Bataille de Fleurs, Carnaval de Nice 1976
Carnival is a centuries old reversing ritual, during which social statuses are reversed, and rules of conduct forgotten. Masked and dressed-up people enjoy and revel in food and drink abundantly, during the days prior to Lent. A festival that probably finds its roots in pre-historic pagan traditions that – like Christmas – have been adjusted to fit into Christianity.
The exact origin of the word Carnival is unknown.
On ‘Mardi Gras’, Fat Tuesday, the day before Ash Wednesday, the first day of Lent, people used to eat all the fat they kept in the house, in order to keep it from perishing. For that reason Carnival could be diverted from the Latin Carne Vale, which means ‘Farewell to Meat’, words with a clear ambiguous meaning, because they’re about fasting as well as about carnal pleasures.

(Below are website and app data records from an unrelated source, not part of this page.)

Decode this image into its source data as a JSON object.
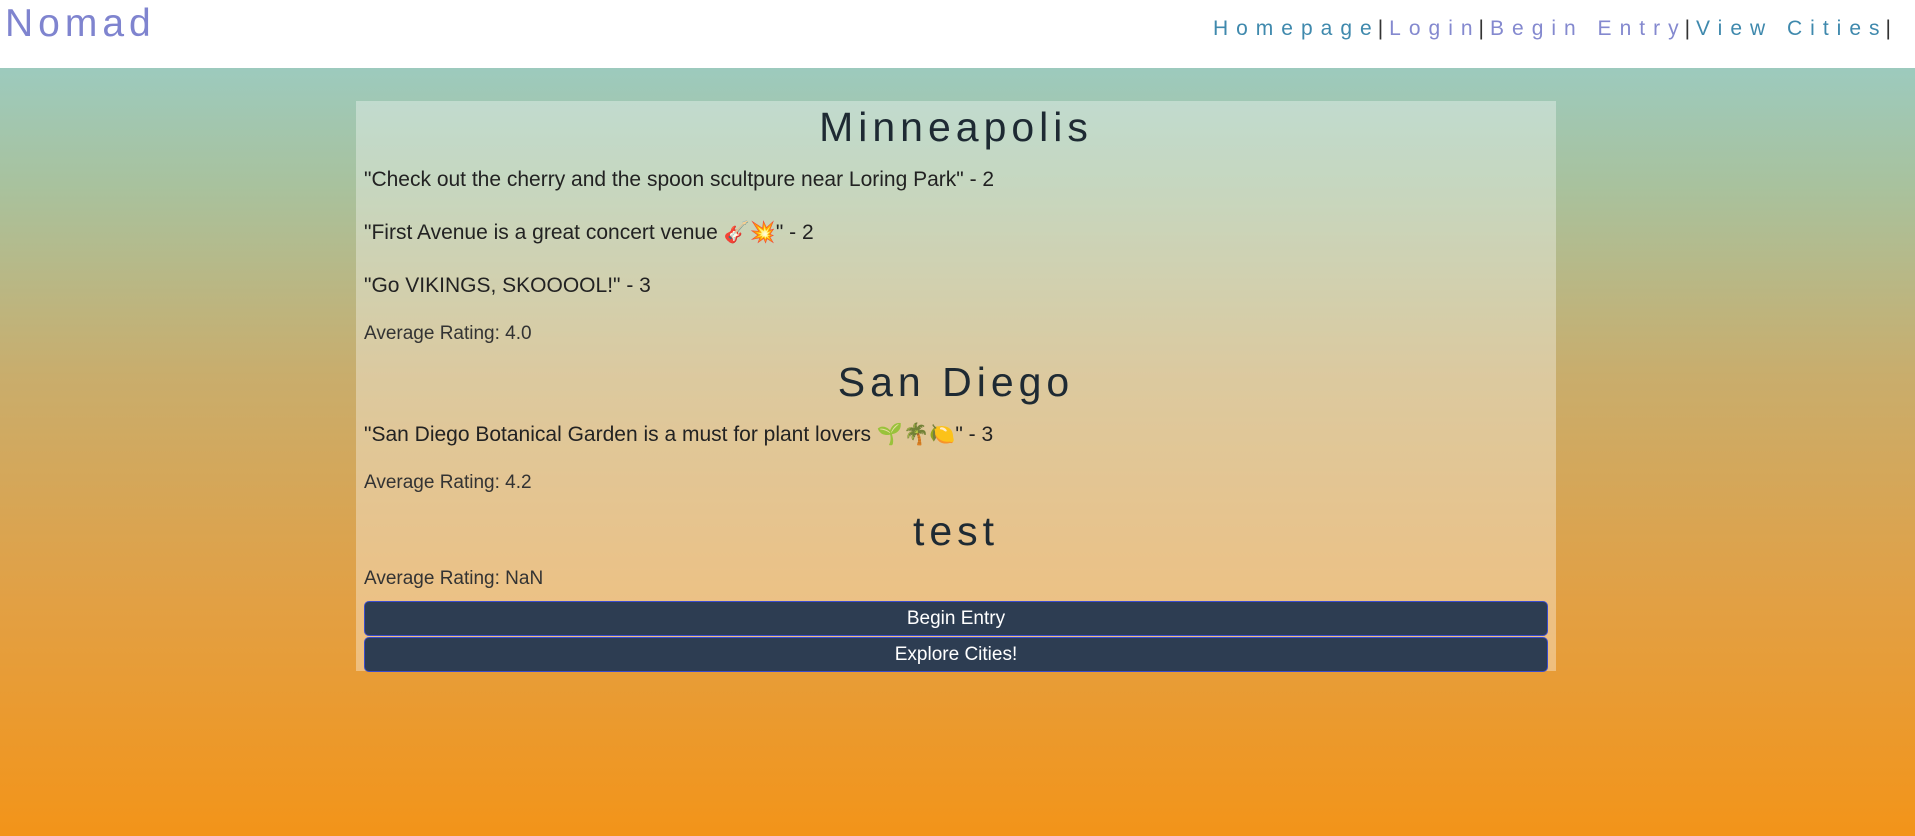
{
  "header": {
    "brand": "Nomad",
    "nav": [
      {
        "label": "Homepage"
      },
      {
        "label": "Login"
      },
      {
        "label": "Begin Entry"
      },
      {
        "label": "View Cities"
      }
    ],
    "separator": "|"
  },
  "cities": [
    {
      "name": "Minneapolis",
      "comments": [
        {
          "text": "\"Check out the cherry and the spoon scultpure near Loring Park\" - 2"
        },
        {
          "text": "\"First Avenue is a great concert venue 🎸💥\" - 2"
        },
        {
          "text": "\"Go VIKINGS, SKOOOOL!\" - 3"
        }
      ],
      "average": "Average Rating: 4.0"
    },
    {
      "name": "San Diego",
      "comments": [
        {
          "text": "\"San Diego Botanical Garden is a must for plant lovers 🌱🌴🍋\" - 3"
        }
      ],
      "average": "Average Rating: 4.2"
    },
    {
      "name": "test",
      "comments": [],
      "average": "Average Rating: NaN"
    }
  ],
  "buttons": {
    "begin_entry": "Begin Entry",
    "explore_cities": "Explore Cities!"
  },
  "colors": {
    "brand": "#7f84cf",
    "nav_link": "#3f89ad",
    "button_bg": "#2d3d52"
  }
}
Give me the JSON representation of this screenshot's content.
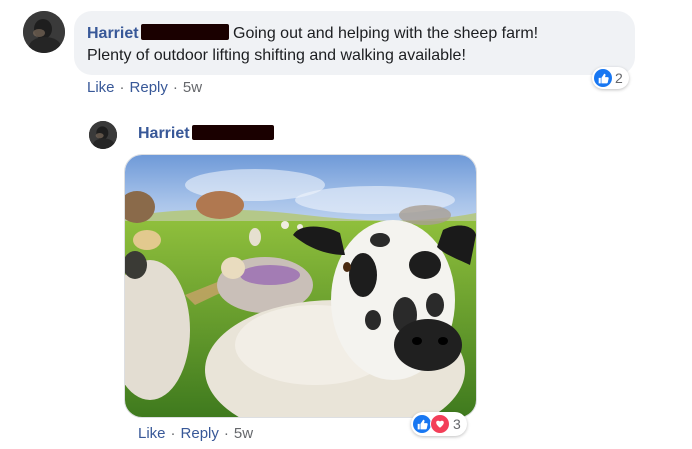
{
  "comment": {
    "author": "Harriet",
    "text_line1": "Going out and helping with the sheep farm!",
    "text_line2": "Plenty of outdoor lifting shifting and walking available!",
    "actions": {
      "like": "Like",
      "reply": "Reply",
      "age": "5w",
      "sep": "·"
    },
    "reactions": {
      "count": "2",
      "icons": [
        "like-icon"
      ]
    }
  },
  "reply": {
    "author": "Harriet",
    "photo_alt": "sheep photo",
    "actions": {
      "like": "Like",
      "reply": "Reply",
      "age": "5w",
      "sep": "·"
    },
    "reactions": {
      "count": "3",
      "icons": [
        "like-icon",
        "love-icon"
      ]
    }
  },
  "colors": {
    "name": "#385898",
    "like": "#1877f2",
    "love": "#f33e58",
    "bubble": "#f0f2f5"
  }
}
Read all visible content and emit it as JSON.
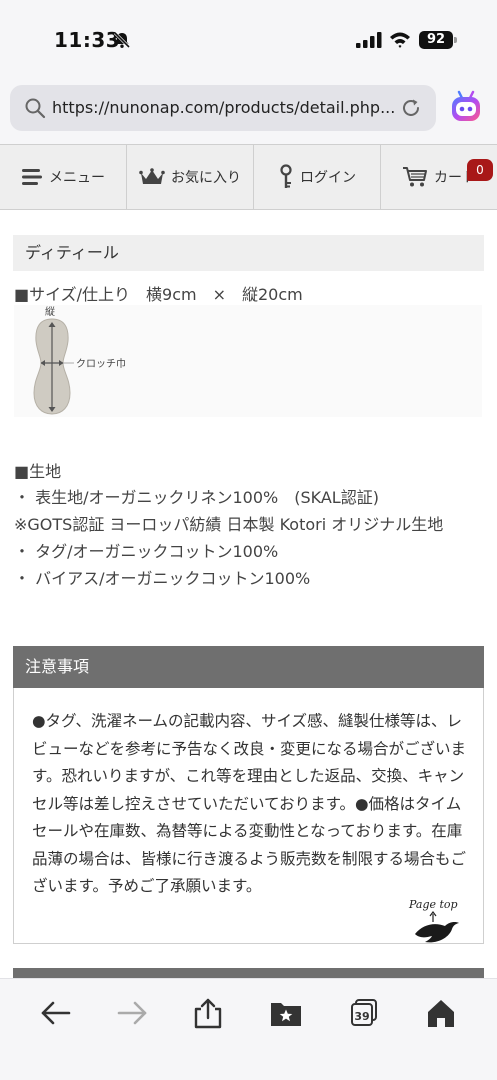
{
  "status": {
    "time": "11:33",
    "battery": "92"
  },
  "browser": {
    "url": "https://nunonap.com/products/detail.php..."
  },
  "nav": {
    "items": [
      {
        "label": "メニュー",
        "icon": "hamburger-icon"
      },
      {
        "label": "お気に入り",
        "icon": "crown-icon"
      },
      {
        "label": "ログイン",
        "icon": "key-icon"
      },
      {
        "label": "カート",
        "icon": "cart-icon"
      }
    ],
    "cart_count": "0"
  },
  "detail": {
    "heading": "ディティール",
    "size_line": "■サイズ/仕上り　横9cm　×　縦20cm",
    "diagram_vertical_label": "縦",
    "diagram_crotch_label": "クロッチ巾"
  },
  "fabric": {
    "title": "■生地",
    "lines": [
      "・ 表生地/オーガニックリネン100%　(SKAL認証)",
      "※GOTS認証 ヨーロッパ紡績 日本製 Kotori オリジナル生地",
      "・ タグ/オーガニックコットン100%",
      "・ バイアス/オーガニックコットン100%"
    ]
  },
  "notice": {
    "heading": "注意事項",
    "body": "●タグ、洗濯ネームの記載内容、サイズ感、縫製仕様等は、レビューなどを参考に予告なく改良・変更になる場合がございます。恐れいりますが、これ等を理由とした返品、交換、キャンセル等は差し控えさせていただいております。●価格はタイムセールや在庫数、為替等による変動性となっております。在庫品薄の場合は、皆様に行き渡るよう販売数を制限する場合もございます。予めご了承願います。"
  },
  "pagetop": {
    "label": "Page top"
  },
  "toolbar": {
    "tabs_count": "39"
  },
  "colors": {
    "notice_header": "#6f6f6f",
    "cart_badge": "#a81818",
    "section_bg": "#efefef"
  }
}
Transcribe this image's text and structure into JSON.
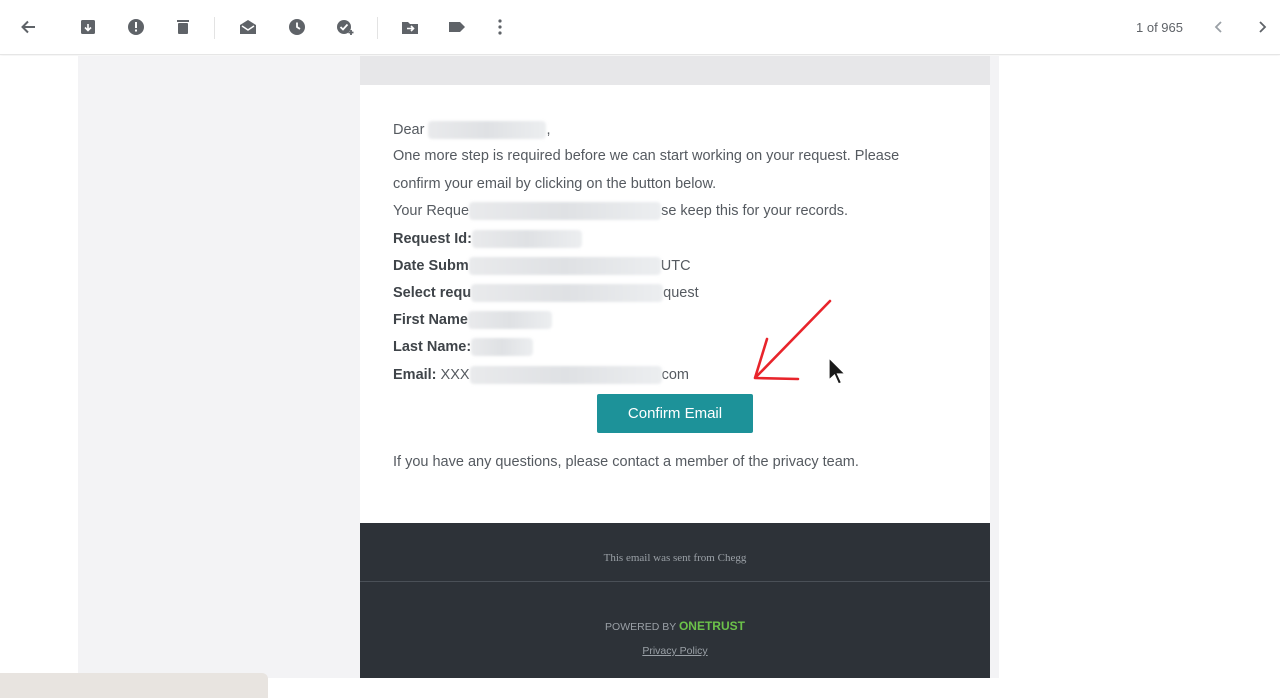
{
  "toolbar": {
    "icons": [
      "back-icon",
      "archive-icon",
      "report-spam-icon",
      "delete-icon",
      "mark-unread-icon",
      "snooze-icon",
      "add-task-icon",
      "move-to-icon",
      "label-icon",
      "more-icon"
    ],
    "pager": "1 of 965"
  },
  "email": {
    "greeting": "Dear",
    "greeting_end": ",",
    "para1": "One more step is required before we can start working on your request. Please",
    "para2": "confirm your email by clicking on the button below.",
    "request_prefix": "Your Reque",
    "request_suffix": "se keep this for your records.",
    "request_id_label": "Request Id:",
    "date_label": "Date Subm",
    "date_suffix": "UTC",
    "select_label": "Select requ",
    "select_suffix": "quest",
    "first_name_label": "First Name",
    "last_name_label": "Last Name:",
    "email_label": "Email:",
    "email_prefix": "XXX",
    "email_suffix": "com",
    "confirm_button": "Confirm Email",
    "questions": "If you have any questions, please contact a member of the privacy team."
  },
  "footer": {
    "sent_from": "This email was sent from Chegg",
    "powered_by": "POWERED BY",
    "brand": "ONETRUST",
    "privacy_policy": "Privacy Policy"
  },
  "colors": {
    "confirm_button": "#1d9299",
    "footer_bg": "#2d3238",
    "brand_green": "#6cc24a",
    "annotation_arrow": "#e8242b"
  }
}
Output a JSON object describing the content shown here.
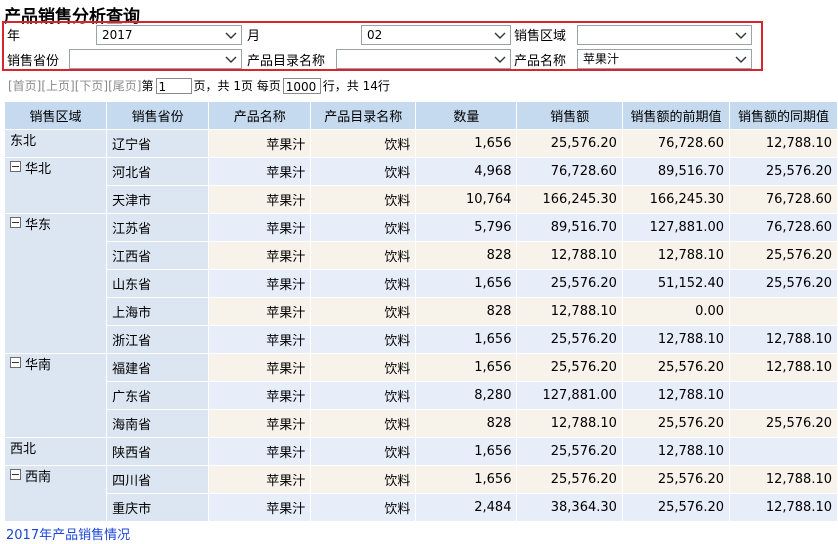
{
  "title": "产品销售分析查询",
  "filters": {
    "year_label": "年",
    "year_value": "2017",
    "month_label": "月",
    "month_value": "02",
    "region_label": "销售区域",
    "region_value": "",
    "province_label": "销售省份",
    "province_value": "",
    "category_label": "产品目录名称",
    "category_value": "",
    "product_label": "产品名称",
    "product_value": "苹果汁"
  },
  "pager": {
    "first": "[首页]",
    "prev": "[上页]",
    "next": "[下页]",
    "last": "[尾页]",
    "goto_prefix": "第",
    "page_input": "1",
    "page_suffix": "页，共 1页 每页",
    "size_input": "1000",
    "rows_suffix": "行，共 14行"
  },
  "table": {
    "columns": [
      "销售区域",
      "销售省份",
      "产品名称",
      "产品目录名称",
      "数量",
      "销售额",
      "销售额的前期值",
      "销售额的同期值"
    ],
    "groups": [
      {
        "region": "东北",
        "expanded": false,
        "rows": [
          {
            "province": "辽宁省",
            "product": "苹果汁",
            "category": "饮料",
            "qty": "1,656",
            "sales": "25,576.20",
            "prev": "76,728.60",
            "same": "12,788.10"
          }
        ]
      },
      {
        "region": "华北",
        "expanded": true,
        "rows": [
          {
            "province": "河北省",
            "product": "苹果汁",
            "category": "饮料",
            "qty": "4,968",
            "sales": "76,728.60",
            "prev": "89,516.70",
            "same": "25,576.20"
          },
          {
            "province": "天津市",
            "product": "苹果汁",
            "category": "饮料",
            "qty": "10,764",
            "sales": "166,245.30",
            "prev": "166,245.30",
            "same": "76,728.60"
          }
        ]
      },
      {
        "region": "华东",
        "expanded": true,
        "rows": [
          {
            "province": "江苏省",
            "product": "苹果汁",
            "category": "饮料",
            "qty": "5,796",
            "sales": "89,516.70",
            "prev": "127,881.00",
            "same": "76,728.60"
          },
          {
            "province": "江西省",
            "product": "苹果汁",
            "category": "饮料",
            "qty": "828",
            "sales": "12,788.10",
            "prev": "12,788.10",
            "same": "25,576.20"
          },
          {
            "province": "山东省",
            "product": "苹果汁",
            "category": "饮料",
            "qty": "1,656",
            "sales": "25,576.20",
            "prev": "51,152.40",
            "same": "25,576.20"
          },
          {
            "province": "上海市",
            "product": "苹果汁",
            "category": "饮料",
            "qty": "828",
            "sales": "12,788.10",
            "prev": "0.00",
            "same": ""
          },
          {
            "province": "浙江省",
            "product": "苹果汁",
            "category": "饮料",
            "qty": "1,656",
            "sales": "25,576.20",
            "prev": "12,788.10",
            "same": "12,788.10"
          }
        ]
      },
      {
        "region": "华南",
        "expanded": true,
        "rows": [
          {
            "province": "福建省",
            "product": "苹果汁",
            "category": "饮料",
            "qty": "1,656",
            "sales": "25,576.20",
            "prev": "25,576.20",
            "same": "12,788.10"
          },
          {
            "province": "广东省",
            "product": "苹果汁",
            "category": "饮料",
            "qty": "8,280",
            "sales": "127,881.00",
            "prev": "12,788.10",
            "same": ""
          },
          {
            "province": "海南省",
            "product": "苹果汁",
            "category": "饮料",
            "qty": "828",
            "sales": "12,788.10",
            "prev": "25,576.20",
            "same": "25,576.20"
          }
        ]
      },
      {
        "region": "西北",
        "expanded": false,
        "rows": [
          {
            "province": "陕西省",
            "product": "苹果汁",
            "category": "饮料",
            "qty": "1,656",
            "sales": "25,576.20",
            "prev": "12,788.10",
            "same": ""
          }
        ]
      },
      {
        "region": "西南",
        "expanded": true,
        "rows": [
          {
            "province": "四川省",
            "product": "苹果汁",
            "category": "饮料",
            "qty": "1,656",
            "sales": "25,576.20",
            "prev": "25,576.20",
            "same": "12,788.10"
          },
          {
            "province": "重庆市",
            "product": "苹果汁",
            "category": "饮料",
            "qty": "2,484",
            "sales": "38,364.30",
            "prev": "25,576.20",
            "same": "12,788.10"
          }
        ]
      }
    ]
  },
  "footer_link": "2017年产品销售情况",
  "colors": {
    "accent": "#d9232d",
    "header": "#c5d9ef",
    "dim_cell": "#dce6f2",
    "link": "#1b46d8"
  },
  "icons": {
    "dropdown": "chevron-down-icon",
    "collapse": "minus-icon"
  }
}
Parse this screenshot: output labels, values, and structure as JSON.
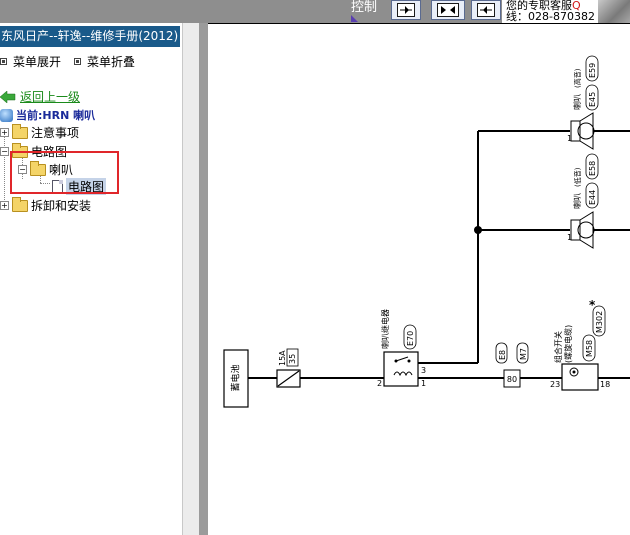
{
  "toolbar": {
    "control_label": "控制",
    "contact_line1": "您的专职客服",
    "contact_line1_red": "Q",
    "contact_line2": "线：028-870382"
  },
  "sidebar": {
    "title": "东风日产--轩逸--维修手册(2012)",
    "expand_label": "菜单展开",
    "collapse_label": "菜单折叠",
    "back_label": "返回上一级",
    "current_label": "当前:HRN 喇叭",
    "tree": {
      "item_notes": "注意事项",
      "item_circuit": "电路图",
      "item_horn": "喇叭",
      "item_horn_circuit": "电路图",
      "item_disassembly": "拆卸和安装"
    }
  },
  "diagram": {
    "battery": "蓄电池",
    "fuse_rating": "15A",
    "fuse_number": "35",
    "relay_label": "喇叭继电器",
    "relay_connector": "E70",
    "relay_pin_3": "3",
    "relay_pin_2": "2",
    "relay_pin_1": "1",
    "connector_e8": "E8",
    "connector_m7": "M7",
    "connector_pin_80": "80",
    "combo_switch_label": "组合开关",
    "combo_switch_sub": "(螺旋电缆)",
    "combo_connector_m58": "M58",
    "combo_connector_m302": "M302",
    "combo_pin_23": "23",
    "combo_pin_18": "18",
    "horn_high_label": "喇叭",
    "horn_high_sub": "(高音)",
    "horn_high_c1": "E45",
    "horn_high_c2": "E59",
    "horn_high_pin": "1",
    "horn_low_label": "喇叭",
    "horn_low_sub": "(低音)",
    "horn_low_c1": "E44",
    "horn_low_c2": "E58",
    "horn_low_pin": "1",
    "star": "*"
  }
}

Carne Valere, ‘Meat Reigns’ – ambiguity again – could also have been the basis of the expression that is used nowadays.
Rio de Janeiro with its ‘Escolas de Samba’ is world famous for its festivities, as well as New Orleans with ‘Mardi Gras Parades’, but also Venice, known for its ‘Maschere’, and Nice, famous for its ‘Bataille de Fleurs’, draw hundreds of thousands of visitors annually, mainly party animals who all go stark raving mad.